The desired outcomes of the effort are pretty set, but plotting strategies for getting there is the big challenge, said Judi Hilman, executive director of the Utah Health Policy Project advocacy and research group.
"What's being dealt with here is neither easily said nor easily done," she said. "The most important aspect of it is that we take advantage of a rare opportunity for people to have a say in how this basic area of daily life can be improved."
The UHPP has made a public call for personal accounts of experiences with the current health care system both problems and successes. Those who want to share their stories can send them to email@example.com.
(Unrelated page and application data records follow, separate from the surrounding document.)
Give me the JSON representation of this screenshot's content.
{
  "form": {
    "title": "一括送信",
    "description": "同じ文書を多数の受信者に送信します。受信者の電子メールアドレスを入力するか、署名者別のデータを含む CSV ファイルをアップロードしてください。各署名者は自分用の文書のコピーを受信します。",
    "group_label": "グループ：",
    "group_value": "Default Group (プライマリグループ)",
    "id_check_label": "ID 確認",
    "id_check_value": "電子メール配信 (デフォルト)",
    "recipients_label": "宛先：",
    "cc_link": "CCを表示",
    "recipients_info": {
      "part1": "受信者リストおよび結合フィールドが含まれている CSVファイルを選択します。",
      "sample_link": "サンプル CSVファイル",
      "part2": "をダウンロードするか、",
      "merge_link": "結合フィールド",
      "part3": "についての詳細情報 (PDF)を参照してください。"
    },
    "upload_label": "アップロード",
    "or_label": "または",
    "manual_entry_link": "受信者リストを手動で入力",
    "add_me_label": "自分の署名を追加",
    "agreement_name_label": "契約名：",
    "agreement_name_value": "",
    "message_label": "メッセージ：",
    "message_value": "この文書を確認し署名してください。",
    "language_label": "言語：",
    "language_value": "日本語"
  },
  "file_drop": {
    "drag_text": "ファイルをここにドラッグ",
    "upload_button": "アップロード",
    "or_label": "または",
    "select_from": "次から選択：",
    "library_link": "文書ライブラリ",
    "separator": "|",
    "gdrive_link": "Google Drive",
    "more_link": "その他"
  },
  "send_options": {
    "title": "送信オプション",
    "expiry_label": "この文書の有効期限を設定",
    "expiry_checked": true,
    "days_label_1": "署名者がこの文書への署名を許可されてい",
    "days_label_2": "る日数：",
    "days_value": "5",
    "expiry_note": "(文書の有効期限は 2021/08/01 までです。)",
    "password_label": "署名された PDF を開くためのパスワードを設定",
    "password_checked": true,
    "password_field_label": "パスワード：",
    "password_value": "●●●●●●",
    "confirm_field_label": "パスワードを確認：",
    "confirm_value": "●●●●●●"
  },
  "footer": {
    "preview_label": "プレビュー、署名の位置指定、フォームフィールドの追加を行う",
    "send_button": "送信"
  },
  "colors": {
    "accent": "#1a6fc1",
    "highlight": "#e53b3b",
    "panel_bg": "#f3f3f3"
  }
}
A public strategy session sponsored by businesses, charities and government is scheduled April 30 at the University of Utah Health Sciences Education Building. Registration is required and can be completed by contacting UHPP at the above e-mail address.
Utah is not alone in its effort to retool health care. Colorado approved legislation on Tuesday to begin its own reformation plan. The effort is international as well. Thailand, Australia, and even Canada, which is regularly cited by experts as both how the U.S. should or shouldn't render its system.
Context on how it's being done around the world was provided in a documentary broadcast locally Tuesday evening on KUED Channel 7. Among the highlighted systems was Japan. The Japanese go to the doctor 15 times a year and pay half the amount spent on health care by Americans who go to the doctor five times a year.
About 700,000 Americans file bankruptcy every year due to medical bills they can't pay; no other industrialized country has bankruptcy driven by medical costs, according to the Frontline documentary.About 17,000 American die each year from illnesses they couldn't afford to have treated. In Utah, 160 die due to lack of medical care each year.